In the food tent, I witnessed boys in a to the death, impromptu ice cream and waffle sandwich eating contest (here’s the visual: each sandwich is a two inch slab of ice cream between two frozen waffles). Nothing says twelve-year-old fun like cramming ice cream and waffles, all at once, into mouths too small to hold the mammoth treats.

Later, I caught a sweet moment where a girl was cooing words of love and encouragement to her alpaca (alpacas spit, by the way; they spit regurgitated or recently chewed grass, by the way).

And, of course, who could miss the herds of tweens and teens cruising the fairgrounds, clearly without much interest in the 4H animals? I could spend hours watching them (the tweens and teens, that is). But then, that’s probably why I write for these darlings.

So, I’m here to tell you that a fun night out with friends and animals can also lead to lots of fodder for character development. Fabulous.

Now, tell me: Do you people watch?

Monday, August 9, 2010

Workspace Interviews

Do you enjoy reading about how authors and illustrators work? Where they work? What their workspaces reveal about them? What motivates them?

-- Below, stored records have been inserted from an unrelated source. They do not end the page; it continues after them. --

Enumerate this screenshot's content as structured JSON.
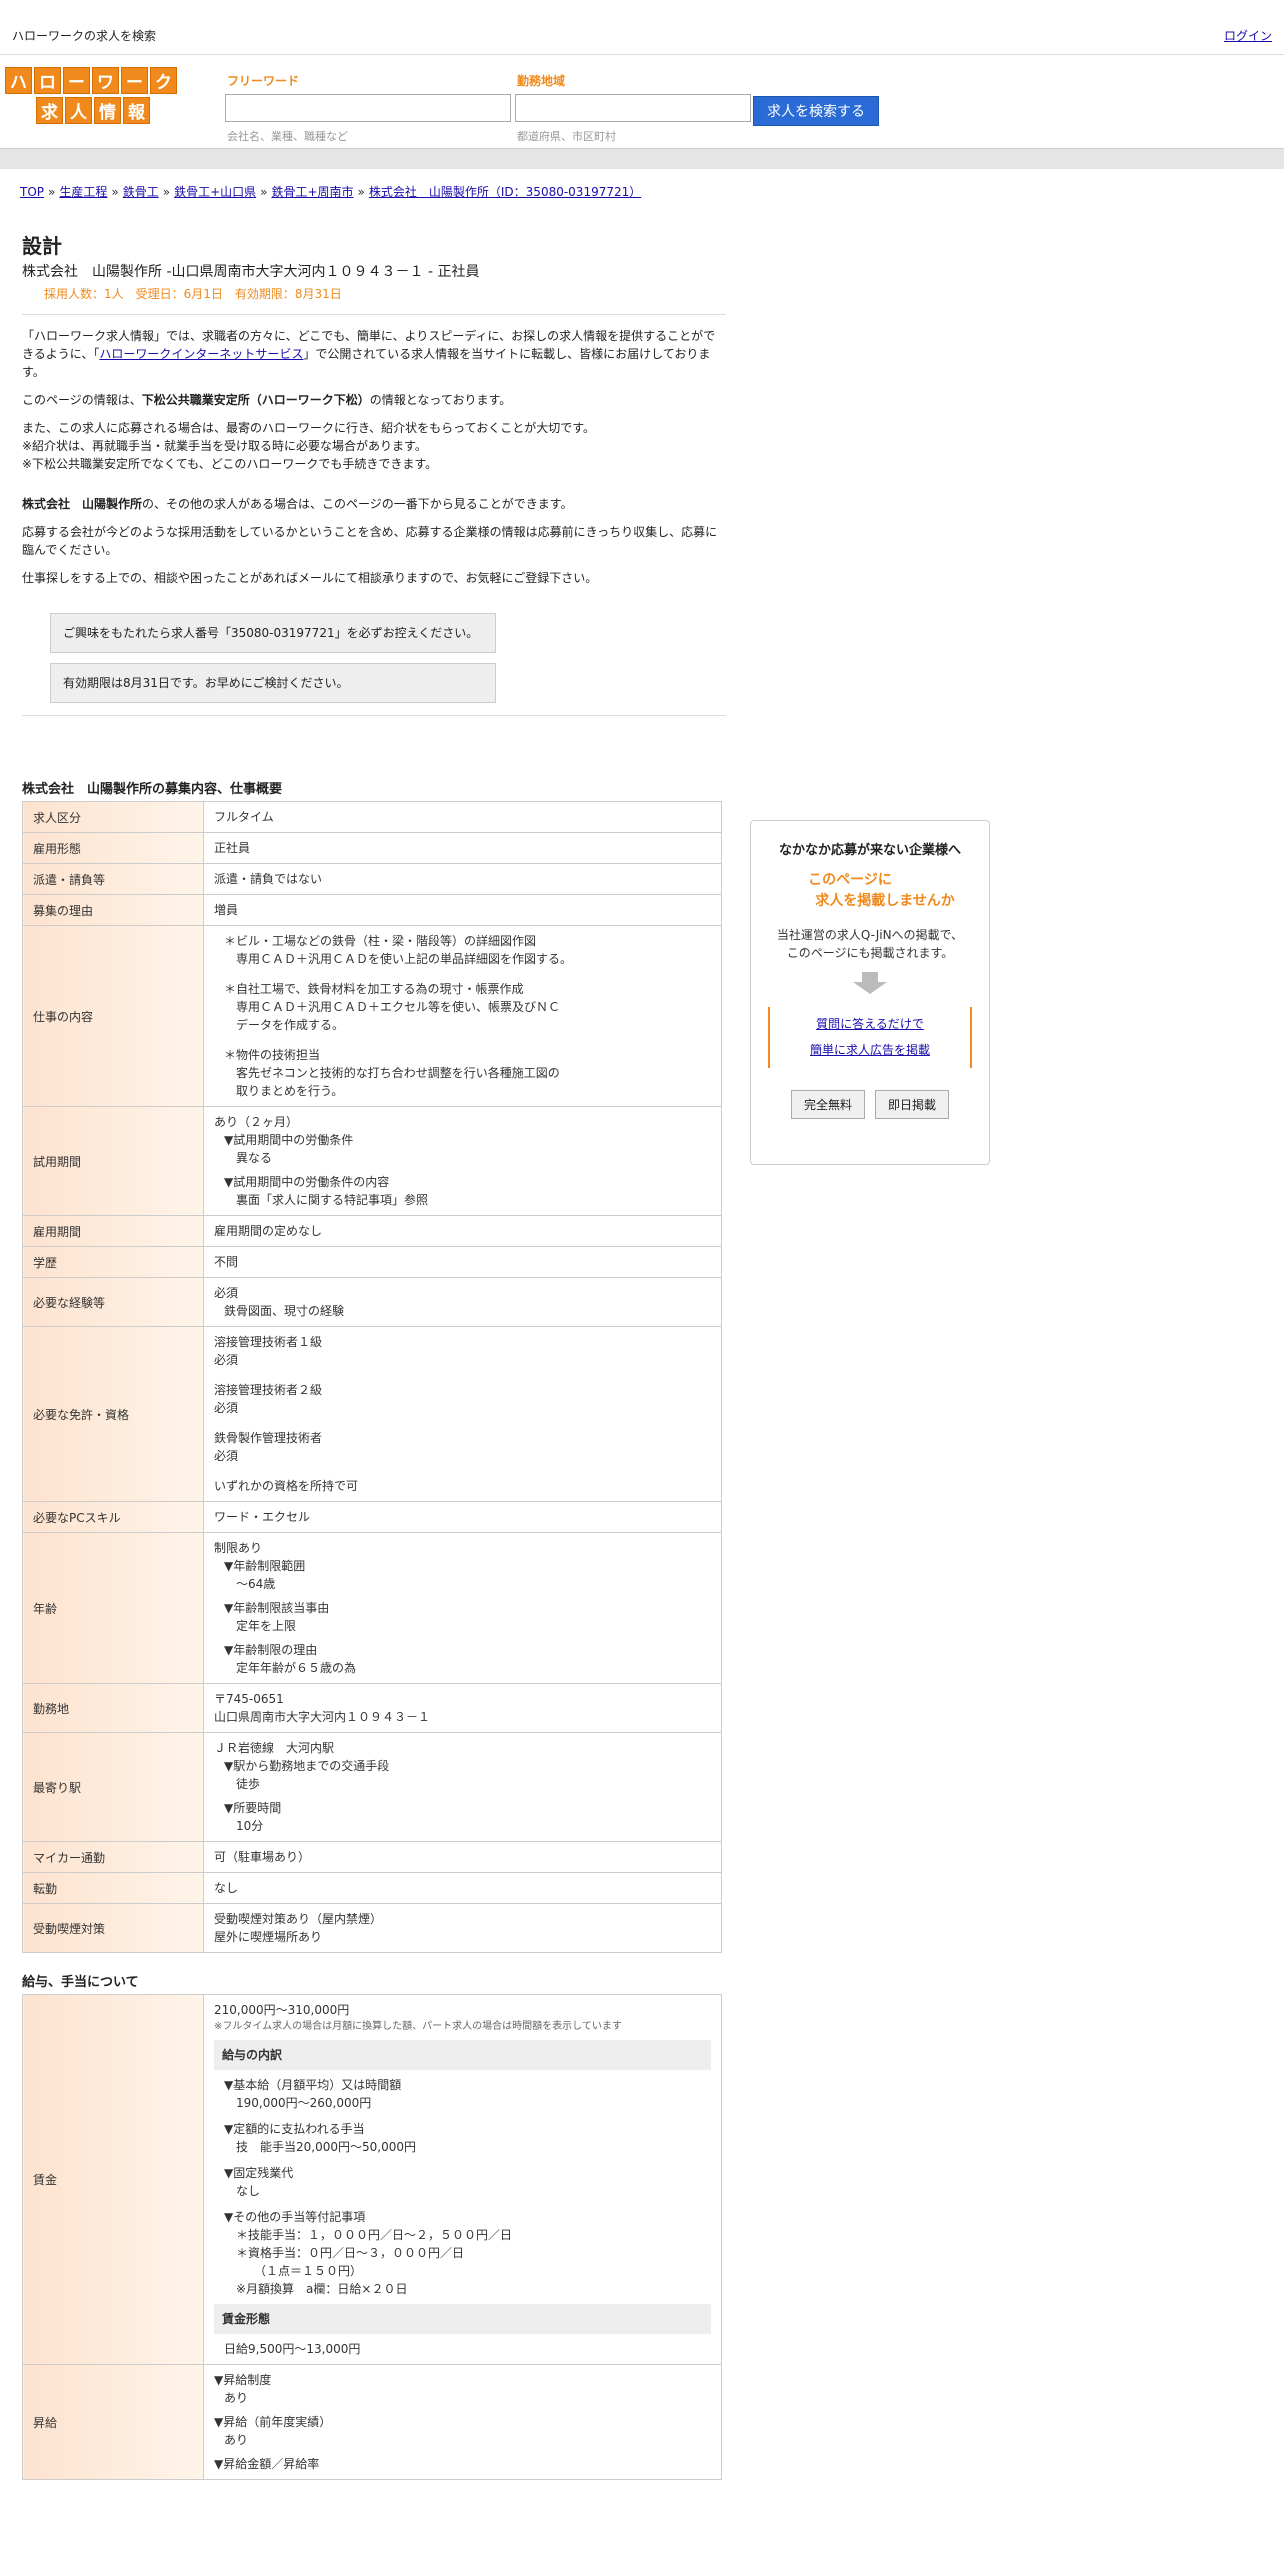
{
  "topbar": {
    "title": "ハローワークの求人を検索",
    "login": "ログイン"
  },
  "logo": {
    "row1": [
      "ハ",
      "ロ",
      "ー",
      "ワ",
      "ー",
      "ク"
    ],
    "row2": [
      "求",
      "人",
      "情",
      "報"
    ]
  },
  "search": {
    "keyword_label": "フリーワード",
    "keyword_hint": "会社名、業種、職種など",
    "area_label": "勤務地域",
    "area_hint": "都道府県、市区町村",
    "button": "求人を検索する"
  },
  "breadcrumb": [
    "TOP",
    "生産工程",
    "鉄骨工",
    "鉄骨工+山口県",
    "鉄骨工+周南市",
    "株式会社　山陽製作所（ID：35080-03197721）"
  ],
  "breadcrumb_sep": "»",
  "job": {
    "title": "設計",
    "company_line": "株式会社　山陽製作所 -山口県周南市大字大河内１０９４３－１ - 正社員",
    "meta": "採用人数：1人　受理日：6月1日　有効期限：8月31日"
  },
  "intro": {
    "p1_pre": "「ハローワーク求人情報」では、求職者の方々に、どこでも、簡単に、よりスピーディに、お探しの求人情報を提供することができるように、「",
    "p1_link": "ハローワークインターネットサービス",
    "p1_post": "」で公開されている求人情報を当サイトに転載し、皆様にお届けしております。",
    "p2_pre": "このページの情報は、",
    "p2_bold": "下松公共職業安定所（ハローワーク下松）",
    "p2_post": "の情報となっております。",
    "p3_l1": "また、この求人に応募される場合は、最寄のハローワークに行き、紹介状をもらっておくことが大切です。",
    "p3_l2": "※紹介状は、再就職手当・就業手当を受け取る時に必要な場合があります。",
    "p3_l3": "※下松公共職業安定所でなくても、どこのハローワークでも手続きできます。",
    "p4_bold": "株式会社　山陽製作所",
    "p4_post": "の、その他の求人がある場合は、このページの一番下から見ることができます。",
    "p5": "応募する会社が今どのような採用活動をしているかということを含め、応募する企業様の情報は応募前にきっちり収集し、応募に臨んでください。",
    "p6": "仕事探しをする上での、相談や困ったことがあればメールにて相談承りますので、お気軽にご登録下さい。"
  },
  "notices": [
    "ご興味をもたれたら求人番号「35080-03197721」を必ずお控えください。",
    "有効期限は8月31日です。お早めにご検討ください。"
  ],
  "section1_title": "株式会社　山陽製作所の募集内容、仕事概要",
  "rows": {
    "kubun": {
      "label": "求人区分",
      "value": "フルタイム"
    },
    "keitai": {
      "label": "雇用形態",
      "value": "正社員"
    },
    "haken": {
      "label": "派遣・請負等",
      "value": "派遣・請負ではない"
    },
    "riyu": {
      "label": "募集の理由",
      "value": "増員"
    },
    "naiyo": {
      "label": "仕事の内容",
      "lines": [
        "＊ビル・工場などの鉄骨（柱・梁・階段等）の詳細図作図",
        "専用ＣＡＤ＋汎用ＣＡＤを使い上記の単品詳細図を作図する。",
        "＊自社工場で、鉄骨材料を加工する為の現寸・帳票作成",
        "専用ＣＡＤ＋汎用ＣＡＤ＋エクセル等を使い、帳票及びＮＣ",
        "データを作成する。",
        "＊物件の技術担当",
        "客先ゼネコンと技術的な打ち合わせ調整を行い各種施工図の",
        "取りまとめを行う。"
      ]
    },
    "shiyo": {
      "label": "試用期間",
      "lines": [
        "あり（２ヶ月）",
        "▼試用期間中の労働条件",
        "異なる",
        "▼試用期間中の労働条件の内容",
        "裏面「求人に関する特記事項」参照"
      ]
    },
    "kikan": {
      "label": "雇用期間",
      "value": "雇用期間の定めなし"
    },
    "gakureki": {
      "label": "学歴",
      "value": "不問"
    },
    "keiken": {
      "label": "必要な経験等",
      "lines": [
        "必須",
        "鉄骨図面、現寸の経験"
      ]
    },
    "menkyo": {
      "label": "必要な免許・資格",
      "lines": [
        "溶接管理技術者１級",
        "必須",
        "溶接管理技術者２級",
        "必須",
        "鉄骨製作管理技術者",
        "必須",
        "いずれかの資格を所持で可"
      ]
    },
    "pc": {
      "label": "必要なPCスキル",
      "value": "ワード・エクセル"
    },
    "nenrei": {
      "label": "年齢",
      "lines": [
        "制限あり",
        "▼年齢制限範囲",
        "〜64歳",
        "▼年齢制限該当事由",
        "定年を上限",
        "▼年齢制限の理由",
        "定年年齢が６５歳の為"
      ]
    },
    "kinmuchi": {
      "label": "勤務地",
      "lines": [
        "〒745-0651",
        "山口県周南市大字大河内１０９４３－１"
      ]
    },
    "eki": {
      "label": "最寄り駅",
      "lines": [
        "ＪＲ岩徳線　大河内駅",
        "▼駅から勤務地までの交通手段",
        "徒歩",
        "▼所要時間",
        "10分"
      ]
    },
    "mycar": {
      "label": "マイカー通勤",
      "value": "可（駐車場あり）"
    },
    "tenkin": {
      "label": "転勤",
      "value": "なし"
    },
    "kitsuen": {
      "label": "受動喫煙対策",
      "lines": [
        "受動喫煙対策あり（屋内禁煙）",
        "屋外に喫煙場所あり"
      ]
    }
  },
  "section2_title": "給与、手当について",
  "wage": {
    "label": "賃金",
    "range": "210,000円〜310,000円",
    "note": "※フルタイム求人の場合は月額に換算した額、パート求人の場合は時間額を表示しています",
    "detail_head": "給与の内訳",
    "detail_lines": [
      "▼基本給（月額平均）又は時間額",
      "190,000円〜260,000円",
      "▼定額的に支払われる手当",
      "技　能手当20,000円〜50,000円",
      "▼固定残業代",
      "なし",
      "▼その他の手当等付記事項",
      "＊技能手当：１，０００円／日〜２，５００円／日",
      "＊資格手当：０円／日〜３，０００円／日",
      "（１点＝１５０円）",
      "※月額換算　a欄：日給×２０日"
    ],
    "form_head": "賃金形態",
    "form_value": "日給9,500円〜13,000円"
  },
  "shokyu": {
    "label": "昇給",
    "lines": [
      "▼昇給制度",
      "あり",
      "▼昇給（前年度実績）",
      "あり",
      "▼昇給金額／昇給率"
    ]
  },
  "sidebox": {
    "heading": "なかなか応募が来ない企業様へ",
    "orange1": "このページに",
    "orange2": "求人を掲載しませんか",
    "desc1": "当社運営の求人Q-JiNへの掲載で、",
    "desc2": "このページにも掲載されます。",
    "link1": "質問に答えるだけで",
    "link2": "簡単に求人広告を掲載",
    "btn1": "完全無料",
    "btn2": "即日掲載"
  }
}
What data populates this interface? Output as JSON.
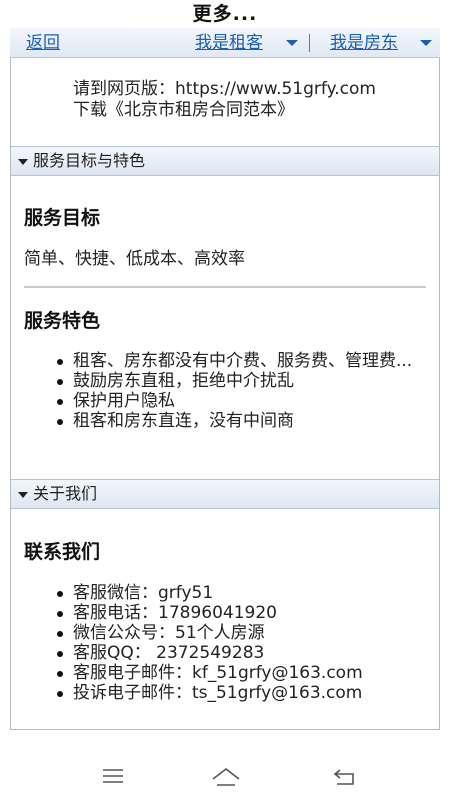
{
  "title": "更多...",
  "nav": {
    "back": "返回",
    "tenant": "我是租客",
    "landlord": "我是房东"
  },
  "top": {
    "line1": "请到网页版：https://www.51grfy.com",
    "line2": "下载《北京市租房合同范本》"
  },
  "section1": {
    "header": "服务目标与特色",
    "goal_title": "服务目标",
    "goal_text": "简单、快捷、低成本、高效率",
    "features_title": "服务特色",
    "features": [
      "租客、房东都没有中介费、服务费、管理费...",
      "鼓励房东直租，拒绝中介扰乱",
      "保护用户隐私",
      "租客和房东直连，没有中间商"
    ]
  },
  "section2": {
    "header": "关于我们",
    "contact_title": "联系我们",
    "contacts": [
      "客服微信：grfy51",
      "客服电话：17896041920",
      "微信公众号：51个人房源",
      "客服QQ：  2372549283",
      "客服电子邮件：kf_51grfy@163.com",
      "投诉电子邮件：ts_51grfy@163.com"
    ]
  },
  "icons": {
    "menu": "menu-icon",
    "home": "home-icon",
    "back": "back-icon"
  },
  "colors": {
    "link": "#1a5fb4",
    "header_bg": "#dde7f2"
  }
}
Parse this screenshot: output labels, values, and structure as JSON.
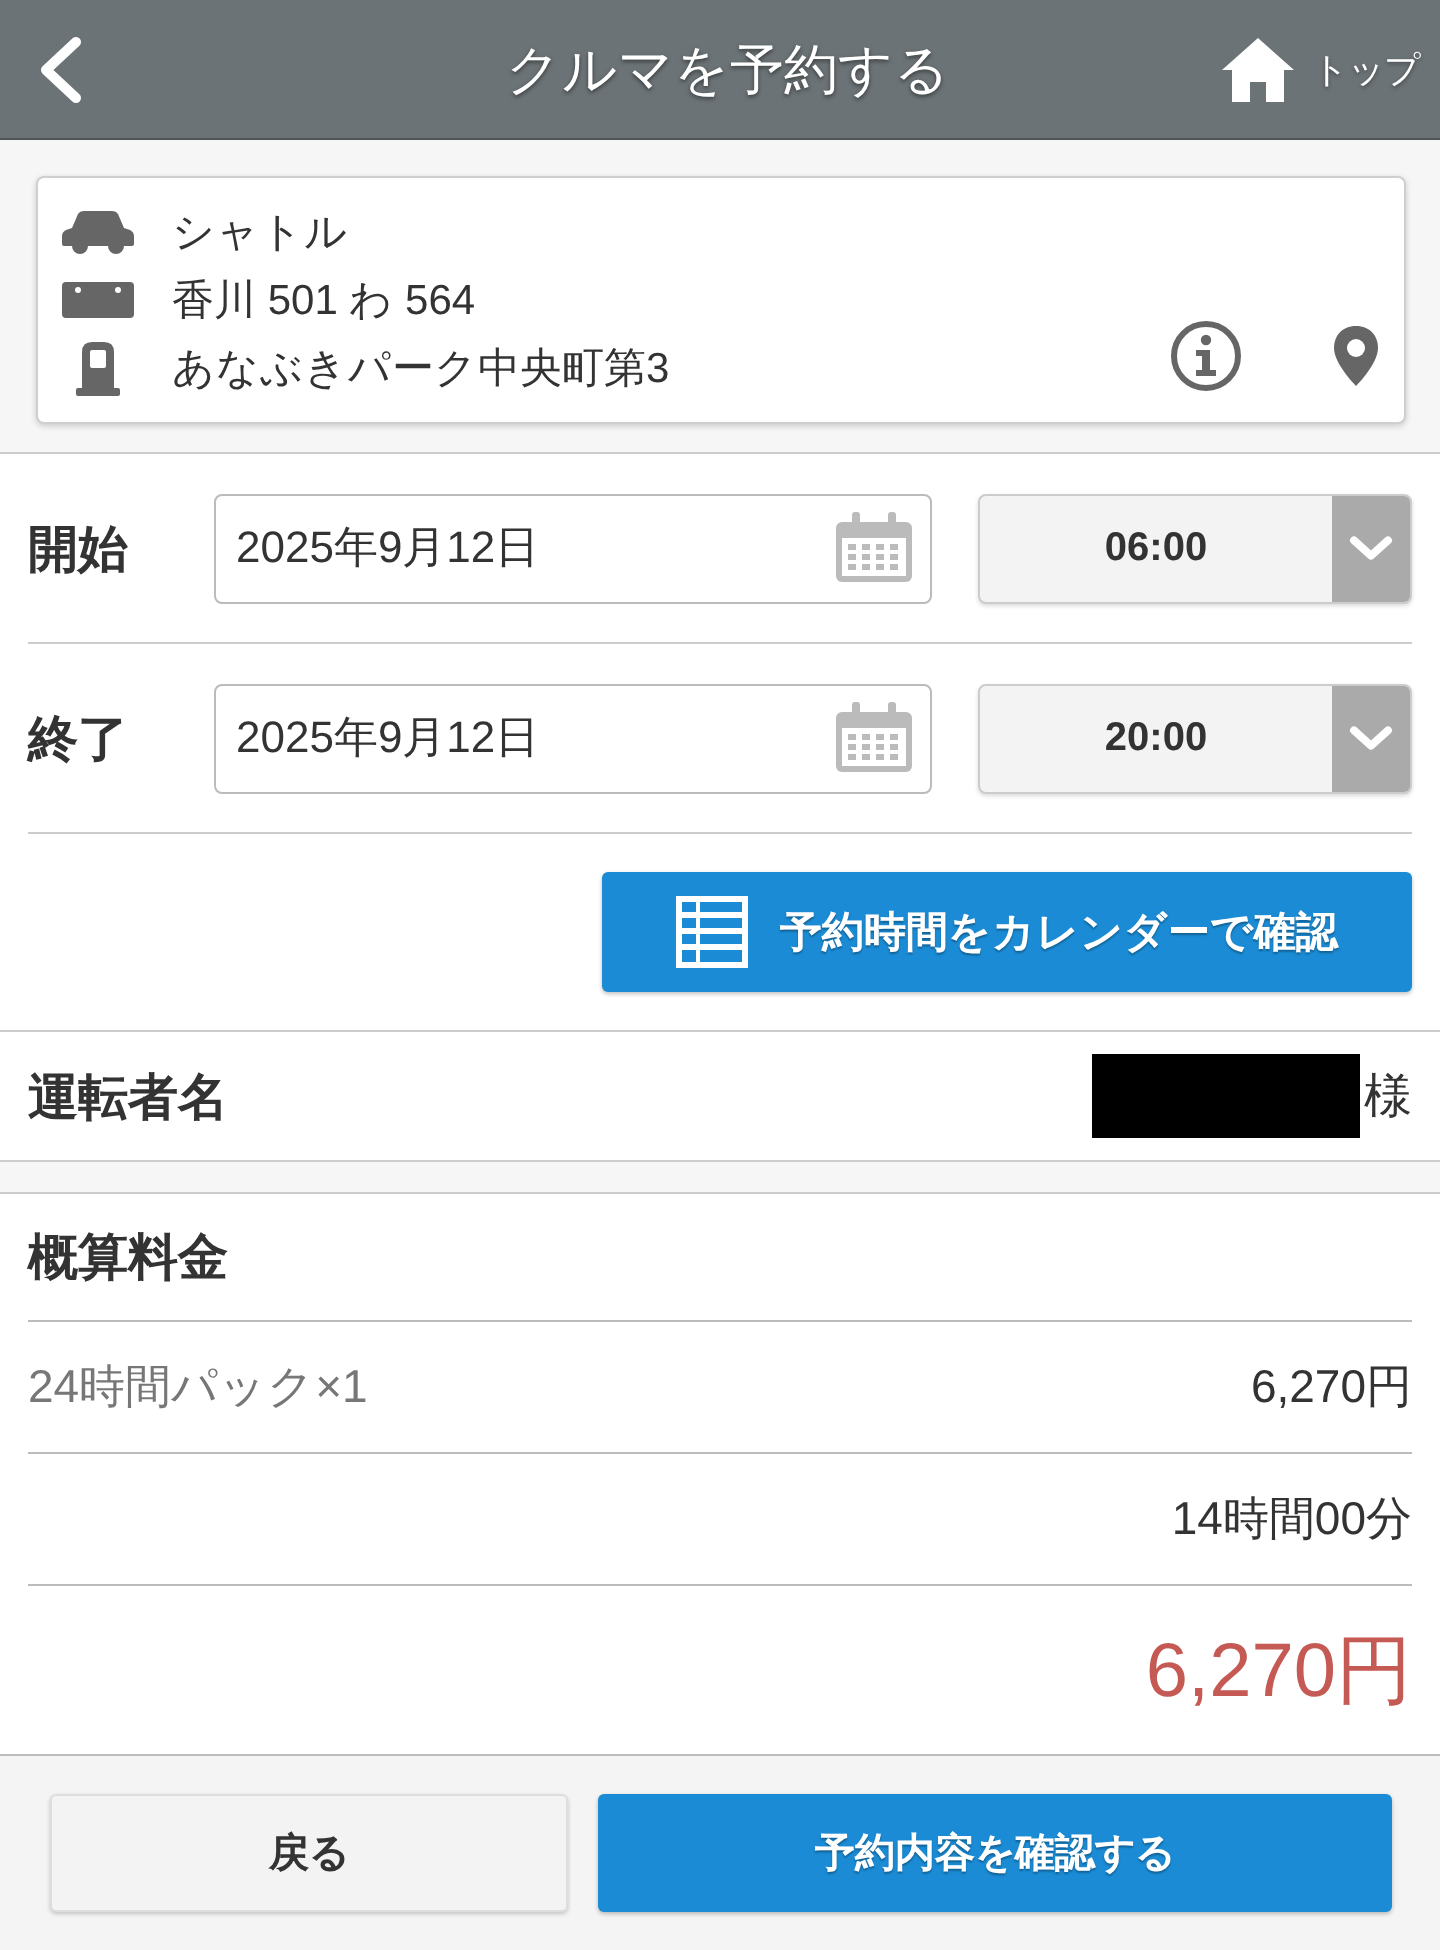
{
  "header": {
    "title": "クルマを予約する",
    "home_label": "トップ"
  },
  "vehicle": {
    "rows": [
      {
        "kind": "car",
        "text": "シャトル"
      },
      {
        "kind": "plate",
        "text": "香川 501 わ 564"
      },
      {
        "kind": "station",
        "text": "あなぶきパーク中央町第3"
      }
    ]
  },
  "schedule": [
    {
      "label": "開始",
      "date": "2025年9月12日",
      "time": "06:00"
    },
    {
      "label": "終了",
      "date": "2025年9月12日",
      "time": "20:00"
    }
  ],
  "calendar_button": "予約時間をカレンダーで確認",
  "driver": {
    "label": "運転者名",
    "name_redacted": true,
    "honorific": "様"
  },
  "fare": {
    "title": "概算料金",
    "items": [
      {
        "kind": "plan",
        "label": "24時間パック×1",
        "amount": "6,270円"
      },
      {
        "kind": "duration",
        "amount": "14時間00分"
      },
      {
        "kind": "total",
        "amount": "6,270円"
      }
    ]
  },
  "footer": {
    "buttons": [
      {
        "kind": "secondary",
        "label": "戻る"
      },
      {
        "kind": "primary",
        "label": "予約内容を確認する"
      }
    ]
  }
}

I do. The details about how other people write and create fascinates me. If you’re like me in this way, check out this fabulous blog:

Okay, now for the shameless self-promotion confession: I’m interviewed on this blog this week. So, a huge thank you to Jennifer and her wonderful blog.

If you find yourself with a few spare minutes, why not visit Jennifer’s blog and read some of the interviews. It’s really interesting how different people work and court creativity.

Wednesday, August 4, 2010

Quotes from the 2010 SCBWI Summer Conference

I’m back from another amazing SCBWI Summer Conference. My head is spinning (in a good way) from all the information, inspiration, and insights that I soaked up over the long weekend. This actually trumps the jet lag and exhaustion. Sort of amazing, really. Who needs aspirin?

Anyway, I thought I’d share some of my favorite quotes from the weekend.

Regarding writing advice: “Don’t believe everything you hear…” Jon Scieszka (He went on to say, by the way, that this advice included what he had to say in his keynote talk.)

Regarding luck and it’s significance in publishing: “You can do all the right things. . .but sometimes the dominoes have to fall the right way.” Gordon Korman

“Fill yourself up to overflowing and then give it all back.” E.B. Lewis

Regarding research: “Living people tell you things that you don’t expect.”

“Kids read to find hope.” Rachel Vail

“What you experience while writing, we will experience by reading.” Gennifer Choldenko

“Find time for your subconscious.” Gennifer Choldenko

Regarding finding one’s voice in story: “Your voice is you.” Jennifer Rees; “Voice is the heart and soul of the writer.” Jennifer Rees

I love quotes. Don’t you? I hope you loved these. : )